February 4 , 2003
Waking up on Saturday morning, I was greeted with the headline of the New York Times' website. I had to rub my eyes and read again; was that a snafu, or did I just read something about the Challenger explosion? Once reality quickly set in, I had the sudden urge to check my watch and make sure it wasn't 1986.
Sadly, the realization of the here and now was staring me in the face. Another shuttle, another seven astronauts taken away in a horrific fireball. Even now, days later, it all seems so unreal. Inside, I felt as though I had taken a hard punch to my gut. I cannot honestly say what most Americans were feeling, and are feeling now; that's just what it felt to me.
I remember back when the Challenger was destroyed. I was in an eighth-grade classroom - whatever subject I can't remember - when one of the teachers burst into the room, exclaiming something of how the space shuttle exploded after launch. Minutes later, the Principal relayed the message to all the students in the prison. Err, school. Whatever. The Challenger was gone, in any case, just like that.
This was something that was very hard for young kids to process, especially children who were born after the glory days of the Space Race: Sputnik, John Glenn, the spacewalk, the Moon Landing, Skylab. We had read about the risks of space travel, and were taught about the three American astronauts who died atop a rocket. But this all seemed so, well, possible. Maybe the Russians had failures, but not us. We were the ones who conquered space. Watching those old "Star Trek" reruns, it was no surprise that the Starship Enterprise was essentially an American vessel. Such science-fiction seemed almost inevitable; we would be playing chess with the HAL computer in no time.

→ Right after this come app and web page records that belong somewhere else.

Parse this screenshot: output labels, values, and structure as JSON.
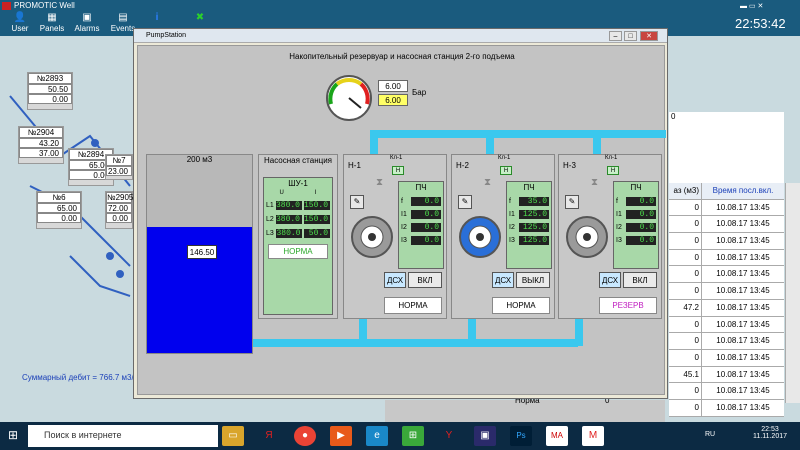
{
  "app": {
    "title": "PROMOTIC Well",
    "clock": "22:53:42"
  },
  "toolbar": [
    "User",
    "Panels",
    "Alarms",
    "Events"
  ],
  "wells": [
    {
      "id": "№2893",
      "v1": "50.50",
      "v2": "0.00"
    },
    {
      "id": "№2904",
      "v1": "43.20",
      "v2": "37.00"
    },
    {
      "id": "№2894",
      "v1": "65.00",
      "v2": "0.00"
    },
    {
      "id": "№6",
      "v1": "65.00",
      "v2": "0.00"
    },
    {
      "id": "№2905",
      "v1": "72.00",
      "v2": "0.00"
    },
    {
      "id": "№7",
      "v1": "23.00",
      "v2": ""
    }
  ],
  "total_flow": "Суммарный дебит = 766.7 м3/",
  "right_value": "0",
  "table": {
    "header": [
      "аз (м3)",
      "Время посл.вкл."
    ],
    "rows": [
      [
        "0",
        "10.08.17 13:45"
      ],
      [
        "0",
        "10.08.17 13:45"
      ],
      [
        "0",
        "10.08.17 13:45"
      ],
      [
        "0",
        "10.08.17 13:45"
      ],
      [
        "0",
        "10.08.17 13:45"
      ],
      [
        "0",
        "10.08.17 13:45"
      ],
      [
        "47.2",
        "10.08.17 13:45"
      ],
      [
        "0",
        "10.08.17 13:45"
      ],
      [
        "0",
        "10.08.17 13:45"
      ],
      [
        "0",
        "10.08.17 13:45"
      ],
      [
        "45.1",
        "10.08.17 13:45"
      ],
      [
        "0",
        "10.08.17 13:45"
      ],
      [
        "0",
        "10.08.17 13:45"
      ]
    ],
    "footer": [
      "Норма",
      "0"
    ]
  },
  "window": {
    "title": "PumpStation",
    "heading": "Накопительный резервуар и насосная станция 2-го подъема",
    "pressure": {
      "setpoint": "6.00",
      "actual": "6.00",
      "unit": "Бар"
    },
    "tank": {
      "capacity": "200 м3",
      "level": "146.50",
      "fill": 0.67
    },
    "station": {
      "label": "Насосная станция",
      "panel": "ШУ-1",
      "col_u": "U",
      "col_i": "I",
      "rows": [
        {
          "name": "L1",
          "u": "380.0",
          "i": "150.0"
        },
        {
          "name": "L2",
          "u": "380.0",
          "i": "150.0"
        },
        {
          "name": "L3",
          "u": "380.0",
          "i": "50.0"
        }
      ],
      "status": "НОРМА"
    },
    "pumps": [
      {
        "name": "Н-1",
        "valve": "Кл-1",
        "valve_state": "Н",
        "pch": "ПЧ",
        "f": "0.0",
        "i1": "0.0",
        "i2": "0.0",
        "i3": "0.0",
        "dsx": "ДСХ",
        "switch": "ВКЛ",
        "status": "НОРМА",
        "status_color": "#000"
      },
      {
        "name": "Н-2",
        "valve": "Кл-1",
        "valve_state": "Н",
        "pch": "ПЧ",
        "f": "35.0",
        "i1": "125.0",
        "i2": "125.0",
        "i3": "125.0",
        "dsx": "ДСХ",
        "switch": "ВЫКЛ",
        "status": "НОРМА",
        "status_color": "#000"
      },
      {
        "name": "Н-3",
        "valve": "Кл-1",
        "valve_state": "Н",
        "pch": "ПЧ",
        "f": "0.0",
        "i1": "0.0",
        "i2": "0.0",
        "i3": "0.0",
        "dsx": "ДСХ",
        "switch": "ВКЛ",
        "status": "РЕЗЕРВ",
        "status_color": "#c020c0"
      }
    ],
    "labels": {
      "f": "f",
      "i1": "I1",
      "i2": "I2",
      "i3": "I3"
    }
  },
  "taskbar": {
    "search": "Поиск в интернете",
    "lang": "RU",
    "time": "22:53",
    "date": "11.11.2017"
  },
  "colors": {
    "accent": "#1a5b7e",
    "pipe": "#3ac8ee",
    "tank": "#0000ee",
    "running": "#2a6fd8"
  }
}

The explosion of Challenger took all that away in an instant. In that violent flash, we were shown how arrogant and confident and vulnerable we were. On that day, and the months after, it almost seemed as though the space dream was fading away. Maybe this was just something we did back in the '60s, to show up the Communists.
But we returned to space. When the first shuttle launch after the disaster took place, it seemed the whole world was watching. It probably was. When a new space shuttle was built, the whole world watched again. After a time, though, we stopped watching. The whole routine of flying into space was just that, a routine. Again.
Now, we lost the Columbia, the original, and I'm feeling numb again. I remember twenty years ago, when the Columbia first launched, when it first orbited the Earth, when it first landed. It was amazing. I was only eight years old, but I knew I was watching history; such moments are rare.
But what happened? What have we really done since that day? When reading about the loss of Columbia, observers remark how casually the younger generation seems to react. Sure, the young people are sad, in a general way, but there's nothing approaching the feeling we felt before. Why is that? Have we become desensitized to violence all around us? Have we become so conditioned by the mass media, the 24-hour news channels that perpetually feed us fear and dread? Have we simply become numb after the shock of 9/11? Must everything come back to that?
The harder part is still to come. We will, once again, I fear, learn the details of the explosion, of why those foam tiles failed, of why Columbia's left wing suffered a sharp rise in temperature, of why nobody except everyone watching noticed the same left wing take damage in takeoff. We will, just as with Challenger, learn of a NASA increasingly willing to cut corners and ignore safety warnings; increasingly pressured to function with less and less money; increasingly desperate to grab the attention of an American public that has tuned out, closing outer space, closing out the world, closing in on themselves.
Sure, we have an International Space Station, but what else? What happened to the Moon? What happened to Mars? What happened to the Solar System? What happened to our national sense of purpose, of adventure? America used to be more than SUVs and big-screen televisions. What happened to us?